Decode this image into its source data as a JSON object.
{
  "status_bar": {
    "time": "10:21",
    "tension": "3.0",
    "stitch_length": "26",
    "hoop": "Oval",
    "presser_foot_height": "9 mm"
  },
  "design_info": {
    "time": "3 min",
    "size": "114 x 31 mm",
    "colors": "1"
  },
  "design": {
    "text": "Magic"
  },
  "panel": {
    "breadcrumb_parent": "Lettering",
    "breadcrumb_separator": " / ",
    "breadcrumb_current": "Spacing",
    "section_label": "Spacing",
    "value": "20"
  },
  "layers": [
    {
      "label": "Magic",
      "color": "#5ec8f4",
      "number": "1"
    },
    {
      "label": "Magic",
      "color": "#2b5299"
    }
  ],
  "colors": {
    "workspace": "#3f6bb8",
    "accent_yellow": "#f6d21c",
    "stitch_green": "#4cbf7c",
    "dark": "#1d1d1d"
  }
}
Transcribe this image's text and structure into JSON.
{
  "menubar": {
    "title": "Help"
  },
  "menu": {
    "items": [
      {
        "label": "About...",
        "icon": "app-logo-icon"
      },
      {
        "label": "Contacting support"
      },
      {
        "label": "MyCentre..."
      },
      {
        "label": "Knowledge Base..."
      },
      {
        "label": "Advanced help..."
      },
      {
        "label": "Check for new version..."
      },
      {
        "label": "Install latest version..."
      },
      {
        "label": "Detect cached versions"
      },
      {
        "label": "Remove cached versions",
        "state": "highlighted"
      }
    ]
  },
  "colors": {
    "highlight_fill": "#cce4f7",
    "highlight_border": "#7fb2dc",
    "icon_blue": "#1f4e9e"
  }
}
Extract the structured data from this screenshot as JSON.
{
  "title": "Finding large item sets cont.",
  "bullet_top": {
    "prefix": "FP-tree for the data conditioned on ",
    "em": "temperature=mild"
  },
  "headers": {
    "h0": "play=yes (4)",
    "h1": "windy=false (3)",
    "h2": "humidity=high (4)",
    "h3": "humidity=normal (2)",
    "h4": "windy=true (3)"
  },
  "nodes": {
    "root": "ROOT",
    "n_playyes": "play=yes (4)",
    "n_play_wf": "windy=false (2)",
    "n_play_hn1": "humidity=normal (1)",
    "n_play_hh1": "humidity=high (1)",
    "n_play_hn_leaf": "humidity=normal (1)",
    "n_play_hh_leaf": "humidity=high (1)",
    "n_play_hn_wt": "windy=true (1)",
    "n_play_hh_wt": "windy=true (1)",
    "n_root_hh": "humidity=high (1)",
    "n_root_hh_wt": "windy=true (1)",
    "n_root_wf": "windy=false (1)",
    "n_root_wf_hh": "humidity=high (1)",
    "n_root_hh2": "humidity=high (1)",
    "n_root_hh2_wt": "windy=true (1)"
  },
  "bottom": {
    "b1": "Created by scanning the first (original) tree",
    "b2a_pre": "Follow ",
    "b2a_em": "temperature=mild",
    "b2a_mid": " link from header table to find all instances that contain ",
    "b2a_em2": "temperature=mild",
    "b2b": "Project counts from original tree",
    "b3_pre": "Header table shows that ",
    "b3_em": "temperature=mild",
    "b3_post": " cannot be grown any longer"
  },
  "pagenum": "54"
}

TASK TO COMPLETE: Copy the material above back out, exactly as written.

ANSWER BOX:
Decode this image into its source data as a JSON object.
{
  "status_bar": {
    "time": "10:21",
    "tension": "3.0",
    "stitch_length": "26",
    "hoop": "Oval",
    "presser_foot_height": "9 mm"
  },
  "design_info": {
    "time": "3 min",
    "size": "114 x 31 mm",
    "colors": "1"
  },
  "design": {
    "text": "Magic"
  },
  "panel": {
    "breadcrumb_parent": "Lettering",
    "breadcrumb_separator": " / ",
    "breadcrumb_current": "Spacing",
    "section_label": "Spacing",
    "value": "20"
  },
  "layers": [
    {
      "label": "Magic",
      "color": "#5ec8f4",
      "number": "1"
    },
    {
      "label": "Magic",
      "color": "#2b5299"
    }
  ],
  "colors": {
    "workspace": "#3f6bb8",
    "accent_yellow": "#f6d21c",
    "stitch_green": "#4cbf7c",
    "dark": "#1d1d1d"
  }
}
Transcribe this image's text and structure into JSON.
{
  "menubar": {
    "title": "Help"
  },
  "menu": {
    "items": [
      {
        "label": "About...",
        "icon": "app-logo-icon"
      },
      {
        "label": "Contacting support"
      },
      {
        "label": "MyCentre..."
      },
      {
        "label": "Knowledge Base..."
      },
      {
        "label": "Advanced help..."
      },
      {
        "label": "Check for new version..."
      },
      {
        "label": "Install latest version..."
      },
      {
        "label": "Detect cached versions"
      },
      {
        "label": "Remove cached versions",
        "state": "highlighted"
      }
    ]
  },
  "colors": {
    "highlight_fill": "#cce4f7",
    "highlight_border": "#7fb2dc",
    "icon_blue": "#1f4e9e"
  }
}
Extract the structured data from this screenshot as JSON.
{
  "title": "Finding large item sets cont.",
  "bullet_top": {
    "prefix": "FP-tree for the data conditioned on ",
    "em": "temperature=mild"
  },
  "headers": {
    "h0": "play=yes (4)",
    "h1": "windy=false (3)",
    "h2": "humidity=high (4)",
    "h3": "humidity=normal (2)",
    "h4": "windy=true (3)"
  },
  "nodes": {
    "root": "ROOT",
    "n_playyes": "play=yes (4)",
    "n_play_wf": "windy=false (2)",
    "n_play_hn1": "humidity=normal (1)",
    "n_play_hh1": "humidity=high (1)",
    "n_play_hn_leaf": "humidity=normal (1)",
    "n_play_hh_leaf": "humidity=high (1)",
    "n_play_hn_wt": "windy=true (1)",
    "n_play_hh_wt": "windy=true (1)",
    "n_root_hh": "humidity=high (1)",
    "n_root_hh_wt": "windy=true (1)",
    "n_root_wf": "windy=false (1)",
    "n_root_wf_hh": "humidity=high (1)",
    "n_root_hh2": "humidity=high (1)",
    "n_root_hh2_wt": "windy=true (1)"
  },
  "bottom": {
    "b1": "Created by scanning the first (original) tree",
    "b2a_pre": "Follow ",
    "b2a_em": "temperature=mild",
    "b2a_mid": " link from header table to find all instances that contain ",
    "b2a_em2": "temperature=mild",
    "b2b": "Project counts from original tree",
    "b3_pre": "Header table shows that ",
    "b3_em": "temperature=mild",
    "b3_post": " cannot be grown any longer"
  },
  "pagenum": "54"
}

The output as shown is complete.